Art Review: 'PhAb Now' at Pittsburgh Filmmakers Galleries
At Pittsburgh Filmmakers Galleries in Oakland, “PhAb Now!” is a curious compilation of works by seven artists who have been pushing traditional and digital photographic mediums to the outer limits of abstraction.
At the basic level, for example, the half dozen works by Corey Escoto of Shadyside were created by manually manipulating Polaroid film, which the artist sees as a precious fading resource.
Escoto has been making multi-exposure Polaroids for the past two to three years, and while they are, in part, influenced by the process of painting, they are photographs that reflect what is possible at a time when instant film (Polaroid) technologies are disappearing and digital processes are the norm.

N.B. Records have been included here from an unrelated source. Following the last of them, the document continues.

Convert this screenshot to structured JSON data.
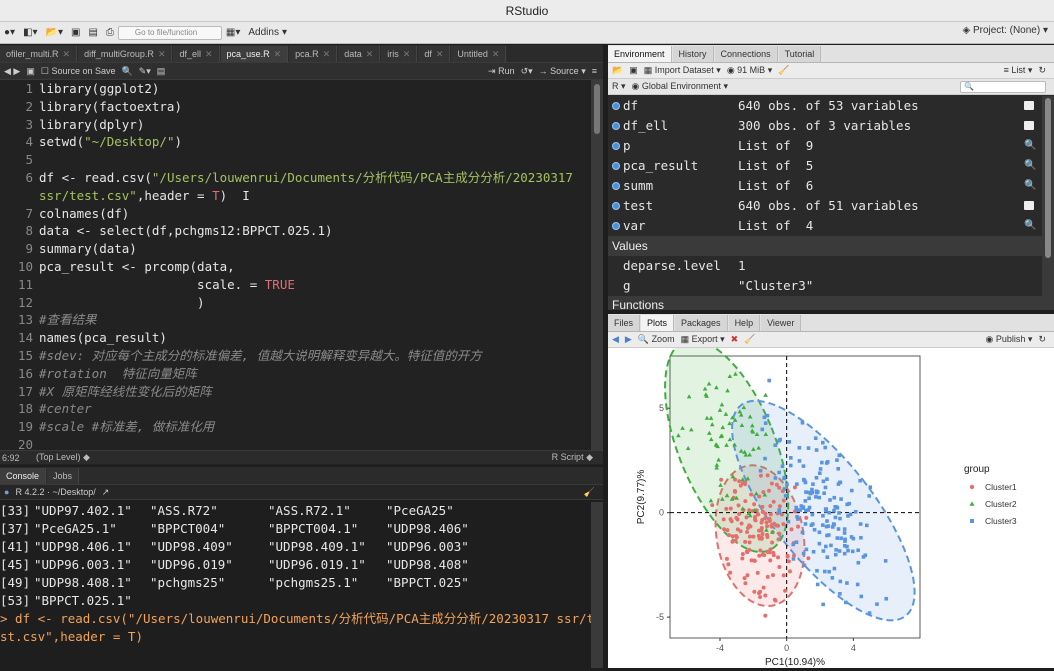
{
  "window": {
    "title": "RStudio"
  },
  "toolbar": {
    "goto_placeholder": "Go to file/function",
    "addins": "Addins",
    "project": "Project: (None)"
  },
  "editor": {
    "tabs": [
      {
        "label": "ofiler_multi.R"
      },
      {
        "label": "diff_multiGroup.R"
      },
      {
        "label": "df_ell"
      },
      {
        "label": "pca_use.R",
        "active": true
      },
      {
        "label": "pca.R"
      },
      {
        "label": "data"
      },
      {
        "label": "iris"
      },
      {
        "label": "df"
      },
      {
        "label": "Untitled"
      }
    ],
    "tools": {
      "source_on_save": "Source on Save",
      "run": "Run",
      "source": "Source"
    },
    "line_numbers": [
      "1",
      "2",
      "3",
      "4",
      "5",
      "6",
      "",
      "7",
      "8",
      "9",
      "10",
      "11",
      "12",
      "13",
      "14",
      "15",
      "16",
      "17",
      "18",
      "19",
      "20"
    ],
    "lines": [
      [
        {
          "t": "library(ggplot2)",
          "c": ""
        }
      ],
      [
        {
          "t": "library(factoextra)",
          "c": ""
        }
      ],
      [
        {
          "t": "library(dplyr)",
          "c": ""
        }
      ],
      [
        {
          "t": "setwd(",
          "c": ""
        },
        {
          "t": "\"~/Desktop/\"",
          "c": "str"
        },
        {
          "t": ")",
          "c": ""
        }
      ],
      [
        {
          "t": "",
          "c": ""
        }
      ],
      [
        {
          "t": "df <- read.csv(",
          "c": ""
        },
        {
          "t": "\"/Users/louwenrui/Documents/分析代码/PCA主成分分析/20230317",
          "c": "str"
        }
      ],
      [
        {
          "t": "ssr/test.csv\"",
          "c": "str"
        },
        {
          "t": ",header = ",
          "c": ""
        },
        {
          "t": "T",
          "c": "kw"
        },
        {
          "t": ")  I",
          "c": ""
        }
      ],
      [
        {
          "t": "colnames(df)",
          "c": ""
        }
      ],
      [
        {
          "t": "data <- select(df,pchgms12:BPPCT.025.1)",
          "c": ""
        }
      ],
      [
        {
          "t": "summary(data)",
          "c": ""
        }
      ],
      [
        {
          "t": "pca_result <- prcomp(data,",
          "c": ""
        }
      ],
      [
        {
          "t": "                     scale. = ",
          "c": ""
        },
        {
          "t": "TRUE",
          "c": "kw"
        }
      ],
      [
        {
          "t": "                     )",
          "c": ""
        }
      ],
      [
        {
          "t": "#查看结果",
          "c": "cm"
        }
      ],
      [
        {
          "t": "names(pca_result)",
          "c": ""
        }
      ],
      [
        {
          "t": "#sdev: 对应每个主成分的标准偏差, 值越大说明解释变异越大。特征值的开方",
          "c": "cm"
        }
      ],
      [
        {
          "t": "#rotation  特征向量矩阵",
          "c": "cm"
        }
      ],
      [
        {
          "t": "#X 原矩阵经线性变化后的矩阵",
          "c": "cm"
        }
      ],
      [
        {
          "t": "#center",
          "c": "cm"
        }
      ],
      [
        {
          "t": "#scale #标准差, 做标准化用",
          "c": "cm"
        }
      ],
      [
        {
          "t": "",
          "c": ""
        }
      ]
    ],
    "status": {
      "pos": "6:92",
      "scope": "(Top Level)",
      "type": "R Script"
    }
  },
  "console": {
    "tabs": [
      {
        "label": "Console",
        "active": true
      },
      {
        "label": "Jobs"
      }
    ],
    "path": "R 4.2.2 · ~/Desktop/",
    "rows": [
      [
        "[33]",
        "\"UDP97.402.1\"",
        "\"ASS.R72\"",
        "\"ASS.R72.1\"",
        "\"PceGA25\""
      ],
      [
        "[37]",
        "\"PceGA25.1\"",
        "\"BPPCT004\"",
        "\"BPPCT004.1\"",
        "\"UDP98.406\""
      ],
      [
        "[41]",
        "\"UDP98.406.1\"",
        "\"UDP98.409\"",
        "\"UDP98.409.1\"",
        "\"UDP96.003\""
      ],
      [
        "[45]",
        "\"UDP96.003.1\"",
        "\"UDP96.019\"",
        "\"UDP96.019.1\"",
        "\"UDP98.408\""
      ],
      [
        "[49]",
        "\"UDP98.408.1\"",
        "\"pchgms25\"",
        "\"pchgms25.1\"",
        "\"BPPCT.025\""
      ],
      [
        "[53]",
        "\"BPPCT.025.1\"",
        "",
        "",
        ""
      ]
    ],
    "cmd1": "> df <- read.csv(\"/Users/louwenrui/Documents/分析代码/PCA主成分分析/20230317 ssr/te",
    "cmd2": "st.csv\",header = T)"
  },
  "environment": {
    "tabs": [
      {
        "label": "Environment",
        "active": true
      },
      {
        "label": "History"
      },
      {
        "label": "Connections"
      },
      {
        "label": "Tutorial"
      }
    ],
    "tools": {
      "import": "Import Dataset",
      "mem": "91 MiB",
      "list": "List",
      "lang": "R",
      "scope": "Global Environment"
    },
    "data": [
      {
        "name": "df",
        "value": "640 obs. of 53 variables",
        "icon": "grid"
      },
      {
        "name": "df_ell",
        "value": "300 obs. of 3 variables",
        "icon": "grid"
      },
      {
        "name": "p",
        "value": "List of  9",
        "icon": "mag"
      },
      {
        "name": "pca_result",
        "value": "List of  5",
        "icon": "mag"
      },
      {
        "name": "summ",
        "value": "List of  6",
        "icon": "mag"
      },
      {
        "name": "test",
        "value": "640 obs. of 51 variables",
        "icon": "grid"
      },
      {
        "name": "var",
        "value": "List of  4",
        "icon": "mag"
      }
    ],
    "values_header": "Values",
    "values": [
      {
        "name": "deparse.level",
        "value": "1"
      },
      {
        "name": "g",
        "value": "\"Cluster3\""
      }
    ],
    "functions_header": "Functions"
  },
  "plots": {
    "tabs": [
      {
        "label": "Files"
      },
      {
        "label": "Plots",
        "active": true
      },
      {
        "label": "Packages"
      },
      {
        "label": "Help"
      },
      {
        "label": "Viewer"
      }
    ],
    "tools": {
      "zoom": "Zoom",
      "export": "Export",
      "publish": "Publish"
    }
  },
  "chart_data": {
    "type": "scatter",
    "xlabel": "PC1(10.94)%",
    "ylabel": "PC2(9.77)%",
    "xlim": [
      -7,
      8
    ],
    "ylim": [
      -6,
      7.5
    ],
    "xticks": [
      -4,
      0,
      4
    ],
    "yticks": [
      -5,
      0,
      5
    ],
    "legend_title": "group",
    "legend_position": "right",
    "series": [
      {
        "name": "Cluster1",
        "color": "#e2716d",
        "shape": "circle",
        "center": [
          -1.6,
          -1.1
        ],
        "ellipse": {
          "cx": -1.6,
          "cy": -1.1,
          "rx": 2.6,
          "ry": 3.4,
          "angle": -10
        }
      },
      {
        "name": "Cluster2",
        "color": "#3fae3f",
        "shape": "triangle",
        "center": [
          -4.2,
          3.0
        ],
        "ellipse": {
          "cx": -3.6,
          "cy": 3.2,
          "rx": 2.9,
          "ry": 5.4,
          "angle": -22
        }
      },
      {
        "name": "Cluster3",
        "color": "#5b95dd",
        "shape": "square",
        "center": [
          2.8,
          1.6
        ],
        "ellipse": {
          "cx": 2.2,
          "cy": 0.1,
          "rx": 3.0,
          "ry": 6.4,
          "angle": -38
        }
      }
    ]
  }
}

“When I first started experimenting with photography, it was a reaction to not having many physical photographs from my life after my childhood, so I bought a bunch of Polaroid (pictures),” Escoto says. “After a number of experiments, I started to think about the Polaroid as a potential palette of color and texture, a process where the palette and the canvas were one and the same. My job was to then figure out how to shape that into something interesting, and that's how I came up with my in-camera stencil cutting and multi-exposure process.”

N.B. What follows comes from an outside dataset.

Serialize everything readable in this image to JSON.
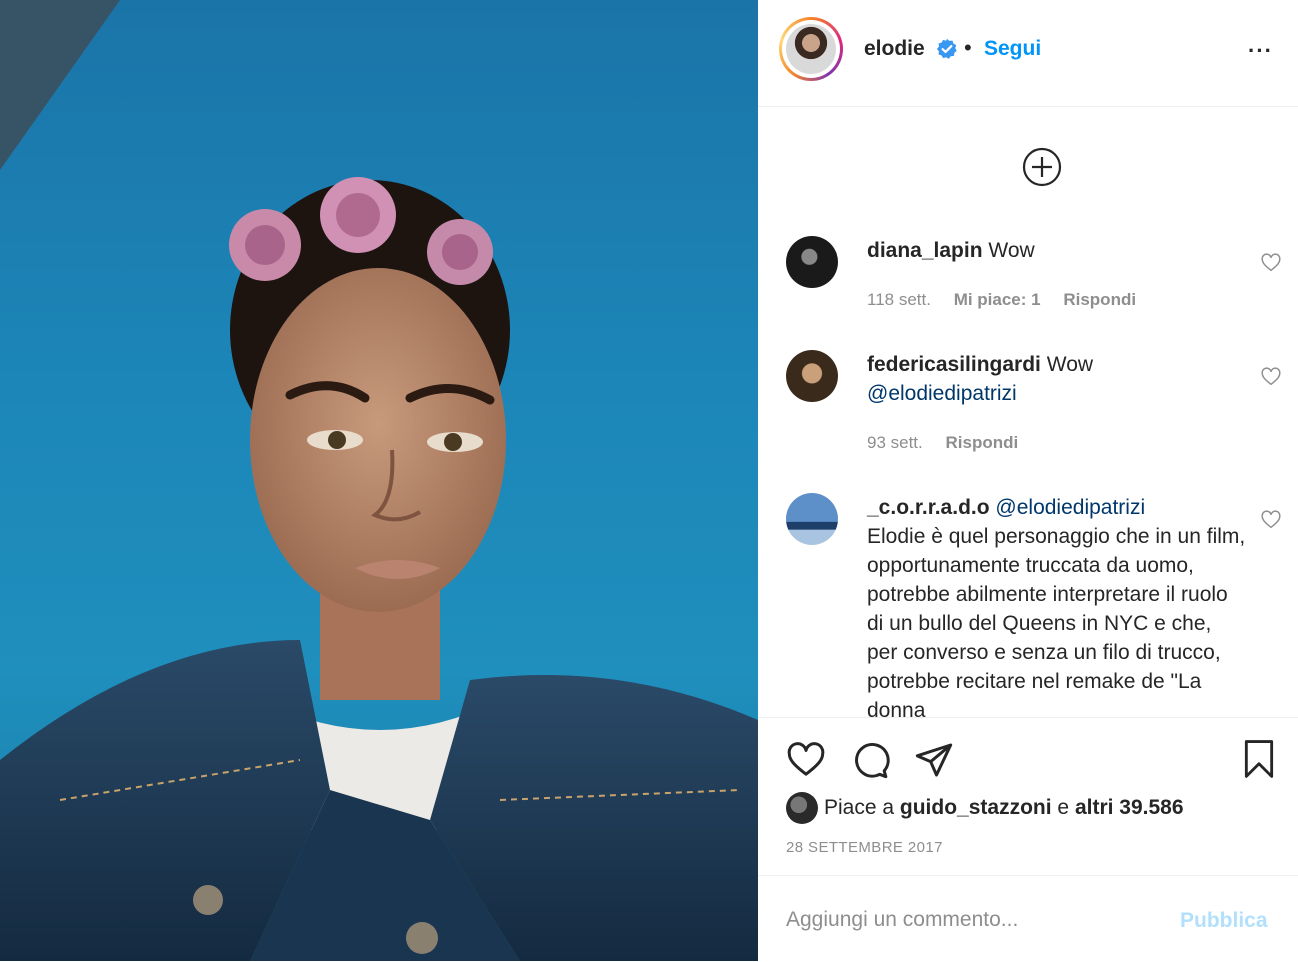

That process led to the half-dozen geometric photographs on display here that resemble cut gems, which, although tiny compared to all else on display in this show, are bound to grab one's attention right away.
Like Escoto, Todd Keyser of Elizabeth shows several photographs based on geometric abstraction but incorporates real-world “found” imagery.
“What I am looking for is to somehow make the geometry that is inherent in the world around us that is, at many times, invisible, a reality,” he says. “My interest in geometry comes from its visual impact. I am attracted to the way it can transform any place with surprising results and, while it's common and available in all aspects of our lives, most people don't have the time to take notice. Artists make this a priority in their lives.”
Also working geometrically, April Friges of Bloomfield shows small, colorful works that stand in stark contrast to the large black-and-white, one-of-a-kind “abstract darkroom sculptures” she showed in this same space in November.
“Basically, my abstract work in the past four years began in color,” says Friges, who sees this new work as a return to that seminal period. “This new work, which is also one-of-a-kind darkroom color prints, continues to question what our definition of photography is — how do we define the medium today with digital technology when some people don't even print a photograph anymore; it lives online as 1s and 0s,” she says.
Small and classically framed, these works hint at the process of photographic creation in its most elemental form.
Several years ago, Jesse Kauppila of Friendship saw a sign in an airport saying “No Printer Cartridges” and had an idea. “These cartridges could apparently be turned into bombs,” he thought, so he set about making photographs by exploding cartridges from a printer in his office.
“I was interested in how this banal material could be transformed into the sublime or terrifying,” Kauppila says. And one look at “Inside Out Printer Improvised Explosive Device Diptych 1,” which is a massive cliche verre silver-gelatin print that takes up much of one wall, you will likely agree.
In stark contrast, Lori Hepner of Brighton Heights shows several smaller photographs based on emoticons, the result, she says, of “thinking about digital culture and how we use it in our everyday life that is different than the pre-digital era.”
Her work comes from a series called “Contingent Architecture: Digital Feelings in Real Space.” Wanting to “communicate feelings through digital space,” much the same way we do through quick texts or Facebook messages, Hepner “drew” emoticons in real spaces through long-exposure photography, by running around in front of the camera with an LED light stick that visualizes the emoticon one column of pixels at a time.
Finally, the collaborative efforts of Eleanor Aldrich and Barbara Weissberger offer an analog element among so many digital or digitally inspired creations.
“Pink Planter and Rubber Chair” comes out of their collaboration that is based on a shared preoccupation with the tensions between the actual and illusion, flatness and space.
A work that spans two and three dimensions, it explores when a mark or material describes itself — or remains itself, if it is a found object. “The mark, image or material becomes onomatopoetic, or mimetic, collapsing the space between the signified and the signifier,” Aldrich says.
To put it in simple terms, their work plays with the format of the two-dimensional image as it relates to, or, better yet, as an extension of, objects in space.
Aldrich, who lives in Knoxville, Tenn., and Weissberger, who divides her time between Pittsburgh and New York, used Skype conversations, email and “snail mail” correspondence to make this piece.
Kurt Shaw is the art critic for Trib Total Media. He can be reached at firstname.lastname@example.org.